Las Vegas Recovers Select Jobs, Increasing Multifamily Sales

Multifamily sales in the Las Vegas metro area increased by 59.6 percent between the third quarters of 2010 and 2011, this in concurrence with the overall unemployment rate dropping from 15.5 percent to 14.2 percent.

Multifamily sales in the Las Vegas metro area increased by 59.6 percent between the third quarters of 2010 and 2011, this in concurrence with the overall unemployment rate dropping from 15.5 percent to 14.2 percent. According to Real Capital Analytics, 4,612 units were sold during the first three quarters of 2011, and the average unit price rose to $51,082 from $43,560 the previous year.

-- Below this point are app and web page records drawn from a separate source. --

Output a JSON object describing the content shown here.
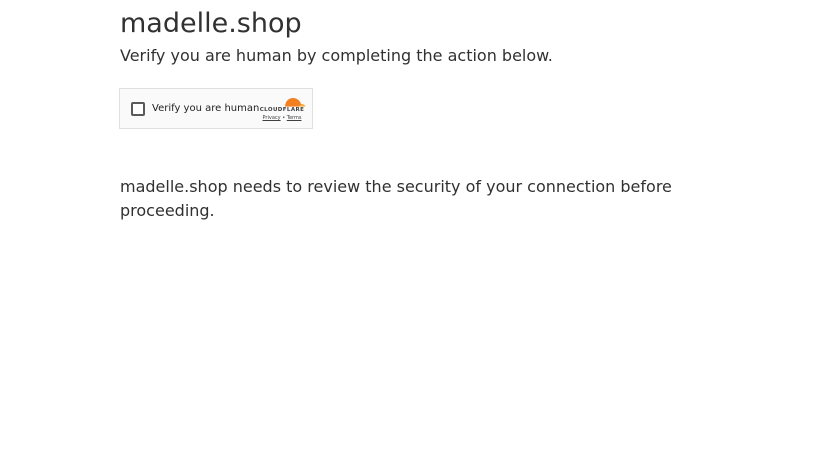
{
  "page": {
    "title": "madelle.shop",
    "subtitle": "Verify you are human by completing the action below.",
    "message": "madelle.shop needs to review the security of your connection before proceeding."
  },
  "widget": {
    "checkbox_label": "Verify you are human",
    "brand": "CLOUDFLARE",
    "privacy_label": "Privacy",
    "separator": "•",
    "terms_label": "Terms",
    "logo_icon": "cloudflare-cloud-icon",
    "brand_color": "#f38020"
  }
}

The rise in employment occurred mostly in the services industry, while jobs in finance and construction remained stagnant. Colliers International expects population growth in Southern Nevada to accelerate in order to accommodate a return of employment along the strip, likely rekindling development that was halted by the recession.

According to Colliers International, Class A properties saw vacancy rates rise from Q1 to Q3 of 2011, while Class B and C properties saw these rates decline substantially. As might be expected, the overall decrease in vacancy rates caused asking rates for rentals to increase considerably. The downtown area saw the average asking rate for a one-bedroom apartment rise from $520 to $623. The Henderson and Green Valley area saw these rates jump even higher, from $589 to $736.

Gary Banner, vice president of the multifamily division at Colliers, does not foresee any improvement in the single-family market that might affect trends in multifamily. “I don’t believe houses should be investment property,” Banner says. “They’re not made for that.”

Banner adds that the vacancy rate for single-family homes in today’s market stands at around 50 percent. “Those average rents typically start at about $1,200 a month,” Banner says. “A Class A apartment tops out at about $1,400. For those that do not have school-age children at home, it would be wiser to rent in a market where the housing prices are still falling.”

With respect to multifamily, downtown continues to be the area with the highest renter occupancy rate, coming in at 63 percent in the third quarter of 2011. Banner says that “momentum is building” in downtown, and that this will only continue with the relocation of Zappos.com from Henderson, Nev. to the former City Hall building at Las Vegas Boulevard and Stewart Avenue.

Tony Hsieh, the 37 year-old CEO of the online company, has already leased incubator space for the building, as well as three floors of living space in a high-rise condo for employees. Banner says that the overall employee count will be around 2,000.

“Tony is from the Bay Area and he wants that eclectic feel in the downtown districts of Las Vegas,” Banner adds. “He’s going to input about $350 million into the downtown districts.”

As for 2011, the largest regional multifamily sale was the 341-unit Colonial Grande at Palm Vista, which sold for $41.05 million, or $120,381 per unit. This property was built in 2007, shortly before the onset of the financial crisis, and it remains one of the newest complexes in the metro area.

The monthly driver’s license count in the region rose by 11 percent between July 2010 and 2011, while the residential electric meter count ticked up 1.2 percent during this same period, reinforcing the indication that Southern Nevada is slowly recovering from an exceptionally severe economic downturn.

For more news from Las Vegas, click here.